There’s fewer beasts in this than the first film but they play key parts in the film but this time they seem like distractions from the plot.
All of this is leading up to a big reveal but, the overly dense plotting hasn’t transferred well onto the silver screen and a lot of the impact is lost in a film that feels like it’s been badly trimmed down from an overly literary source.
This film feels like a long set-up for forthcoming sequels and an inevitable showdown between Dumbledore and Grindelwald.
There’s too much plot exposition and history lessons going on and not enough thrills and spills – and this leads to a lack of believability in the motivations of some of the characters in the third act.
There’s supposed to be five films in this series and while the box office will probably be massive from all the Harry Potters fans looking for a fresh instalment from the Wizarding World – J.K. Rowling may need to ask for help to give the remaining three films a more cinematic feel.
Fantastic Beasts: The Crimes of Grindelwald (12A; moderate fantasy threat; 133 minutes)
Director(s): David Yates
Cast Includes: Eddie Redmayne, Katherine Waterston, Dan Fogler, Alison Sudol, Ezra Miller, Jude Law, Johnny Depp
Summary: FANTASTIC BEASTS: THE CRIMES OF GRINDELWALD is a fantasy adventure film in which a dark wizard hatches a plan to subjugate all non-magical beings.
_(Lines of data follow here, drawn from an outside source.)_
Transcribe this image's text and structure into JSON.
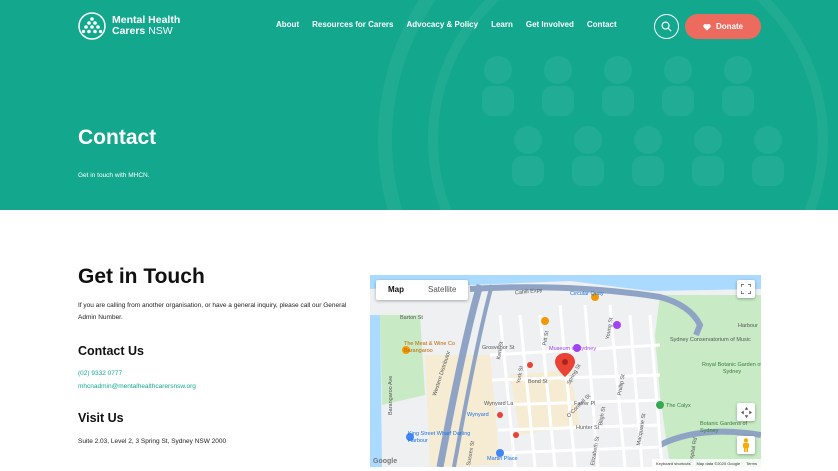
{
  "header": {
    "logo_line1": "Mental Health",
    "logo_line2": "Carers",
    "logo_line2b": "NSW",
    "nav": [
      "About",
      "Resources for Carers",
      "Advocacy & Policy",
      "Learn",
      "Get Involved",
      "Contact"
    ],
    "donate_label": "Donate",
    "search_icon": "search-icon",
    "donate_icon": "heart-icon"
  },
  "hero": {
    "title": "Contact",
    "subtitle": "Get in touch with MHCN."
  },
  "content": {
    "heading": "Get in Touch",
    "intro": "If you are calling from another organisation, or have a general inquiry, please call our General Admin Number.",
    "contact_heading": "Contact Us",
    "phone": "(02) 9332 0777",
    "email": "mhcnadmin@mentalhealthcarersnsw.org",
    "visit_heading": "Visit Us",
    "address": "Suite 2.03, Level 2, 3 Spring St, Sydney NSW 2000"
  },
  "map": {
    "tab_map": "Map",
    "tab_satellite": "Satellite",
    "labels": [
      "Cahill Expy",
      "Circular Quay",
      "Grosvenor St",
      "Bond St",
      "Wynyard",
      "Martin Place",
      "Museum of Sydney",
      "Sydney Conservatorium of Music",
      "Royal Botanic Garden of Sydney",
      "The Calyx",
      "Botanic Gardens of Sydney",
      "The Meat & Wine Co Barangaroo",
      "King Street Wharf Darling Harbour",
      "Western Distributor",
      "Barangaroo Ave",
      "Harbour",
      "Spring St",
      "Pitt St",
      "Phillip St",
      "Macquarie St",
      "Hunter St",
      "Bligh St",
      "Elizabeth St",
      "O'Connell St",
      "Kent St",
      "York St",
      "Young St",
      "Sussex St",
      "Wynyard La",
      "Barton St",
      "Hospital Rd",
      "Farrer Pl"
    ],
    "footer": [
      "Keyboard shortcuts",
      "Map data ©2025 Google",
      "Terms"
    ],
    "google": "Google"
  },
  "colors": {
    "brand_green": "#13a88e",
    "donate_coral": "#ec6b5e",
    "link_green": "#13a88e"
  }
}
Rating: *** (Not a very cinematic story, but fans will lap it up)